    3. Barry L. Bayus & Gary Erickson & Robert Jacobson, 2003. "The Financial Rewards of New Product Introductions in the Personal Computer Industry," Management Science, INFORMS, vol. 49(2), pages 197-210, February.
    4. Acheampong, Yvonne J. & Epperson, James E., 1998. "International Variation Of Return On Equity In The Food And Beverage Industries," Faculty Series 16690, University of Georgia, Department of Agricultural and Applied Economics.


    All material on this site has been provided by the respective publishers and authors. You can help correct errors and omissions. When requesting a correction, please mention this item's handle: RePEc:fip:fedfer:y:1994:p:3-17:n:2. See general information about how to correct material in RePEc.

    For technical questions regarding this item, or to correct its authors, title, abstract, bibliographic or download information, contact: (Federal Reserve Bank of San Francisco Research Library). General contact details of provider: .

    If you have authored this item and are not yet registered with RePEc, we encourage you to do it here. This allows to link your profile to this item. It also allows you to accept potential citations to this item that we are uncertain about.

    If CitEc recognized a reference but did not link an item in RePEc to it, you can help with this form .

    If you know of missing items citing this one, you can help us creating those links by adding the relevant references in the same way as above, for each refering item. If you are a registered author of this item, you may also want to check the "citations" tab in your RePEc Author Service profile, as there may be some citations waiting for confirmation.

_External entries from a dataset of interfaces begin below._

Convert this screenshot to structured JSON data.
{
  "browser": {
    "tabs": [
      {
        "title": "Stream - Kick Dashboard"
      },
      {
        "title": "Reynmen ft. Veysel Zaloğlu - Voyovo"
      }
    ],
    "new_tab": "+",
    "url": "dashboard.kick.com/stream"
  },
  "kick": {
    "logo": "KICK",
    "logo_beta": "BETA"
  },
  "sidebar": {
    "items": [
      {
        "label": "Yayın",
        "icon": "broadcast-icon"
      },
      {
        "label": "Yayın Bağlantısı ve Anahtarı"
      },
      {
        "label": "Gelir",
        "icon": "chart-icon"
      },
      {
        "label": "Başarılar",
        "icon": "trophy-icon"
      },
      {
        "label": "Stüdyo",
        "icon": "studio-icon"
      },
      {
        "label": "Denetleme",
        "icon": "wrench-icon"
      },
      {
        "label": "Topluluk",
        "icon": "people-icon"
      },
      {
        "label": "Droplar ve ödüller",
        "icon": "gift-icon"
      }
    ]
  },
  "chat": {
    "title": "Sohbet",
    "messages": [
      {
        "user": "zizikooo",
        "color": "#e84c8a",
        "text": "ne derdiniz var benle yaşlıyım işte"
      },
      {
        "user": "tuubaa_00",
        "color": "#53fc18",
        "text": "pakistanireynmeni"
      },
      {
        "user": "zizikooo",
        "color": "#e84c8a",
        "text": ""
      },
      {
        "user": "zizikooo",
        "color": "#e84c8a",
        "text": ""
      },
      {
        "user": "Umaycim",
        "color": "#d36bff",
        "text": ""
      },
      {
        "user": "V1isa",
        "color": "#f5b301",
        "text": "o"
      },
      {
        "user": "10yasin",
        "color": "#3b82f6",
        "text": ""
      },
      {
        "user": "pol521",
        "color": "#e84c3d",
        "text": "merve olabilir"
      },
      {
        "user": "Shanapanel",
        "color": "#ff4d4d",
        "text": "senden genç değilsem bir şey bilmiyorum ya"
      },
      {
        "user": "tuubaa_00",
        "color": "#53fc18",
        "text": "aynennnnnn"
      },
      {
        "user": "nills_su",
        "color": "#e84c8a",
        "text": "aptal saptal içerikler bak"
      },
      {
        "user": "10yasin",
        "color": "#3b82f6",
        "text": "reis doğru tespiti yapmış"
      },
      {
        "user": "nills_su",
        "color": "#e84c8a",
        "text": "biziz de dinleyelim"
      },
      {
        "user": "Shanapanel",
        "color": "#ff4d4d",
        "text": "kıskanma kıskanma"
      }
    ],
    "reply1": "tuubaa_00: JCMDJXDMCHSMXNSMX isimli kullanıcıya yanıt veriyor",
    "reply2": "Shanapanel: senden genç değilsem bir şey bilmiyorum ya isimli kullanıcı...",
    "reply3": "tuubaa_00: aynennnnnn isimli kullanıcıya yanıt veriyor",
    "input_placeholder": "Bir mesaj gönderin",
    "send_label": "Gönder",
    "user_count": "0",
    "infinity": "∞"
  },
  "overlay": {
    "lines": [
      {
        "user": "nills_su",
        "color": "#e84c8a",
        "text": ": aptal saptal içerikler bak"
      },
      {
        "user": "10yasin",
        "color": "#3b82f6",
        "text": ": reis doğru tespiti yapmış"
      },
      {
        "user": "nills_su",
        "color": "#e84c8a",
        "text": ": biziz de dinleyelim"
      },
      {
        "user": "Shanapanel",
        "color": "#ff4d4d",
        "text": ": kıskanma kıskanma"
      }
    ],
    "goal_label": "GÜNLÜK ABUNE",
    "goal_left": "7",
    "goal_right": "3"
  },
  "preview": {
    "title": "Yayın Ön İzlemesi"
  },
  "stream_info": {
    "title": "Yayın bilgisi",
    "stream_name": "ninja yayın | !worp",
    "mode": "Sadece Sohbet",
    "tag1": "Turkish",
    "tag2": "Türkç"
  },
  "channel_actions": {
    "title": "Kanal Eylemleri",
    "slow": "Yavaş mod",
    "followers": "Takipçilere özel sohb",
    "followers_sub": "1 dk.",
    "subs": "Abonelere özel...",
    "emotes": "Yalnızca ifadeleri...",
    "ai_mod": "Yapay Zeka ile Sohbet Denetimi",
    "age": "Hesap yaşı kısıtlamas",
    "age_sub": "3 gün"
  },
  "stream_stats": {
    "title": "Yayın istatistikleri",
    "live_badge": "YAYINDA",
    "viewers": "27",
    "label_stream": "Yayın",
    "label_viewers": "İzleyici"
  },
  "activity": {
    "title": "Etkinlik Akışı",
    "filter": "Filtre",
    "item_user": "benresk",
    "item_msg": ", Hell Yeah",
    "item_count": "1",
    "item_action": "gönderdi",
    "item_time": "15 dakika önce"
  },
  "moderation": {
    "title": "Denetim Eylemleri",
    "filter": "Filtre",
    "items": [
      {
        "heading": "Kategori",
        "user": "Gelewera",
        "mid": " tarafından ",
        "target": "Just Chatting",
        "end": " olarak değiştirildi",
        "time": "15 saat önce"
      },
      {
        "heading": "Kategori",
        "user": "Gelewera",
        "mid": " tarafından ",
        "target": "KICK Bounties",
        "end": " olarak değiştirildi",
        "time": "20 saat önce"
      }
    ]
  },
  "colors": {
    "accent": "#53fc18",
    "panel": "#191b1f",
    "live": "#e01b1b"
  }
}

    Please note that corrections may take a couple of weeks to filter through the various RePEc services.

    IDEAS is a RePEc service hosted by the Research Division of the Federal Reserve Bank of St. Louis . RePEc uses bibliographic data supplied by the respective publishers.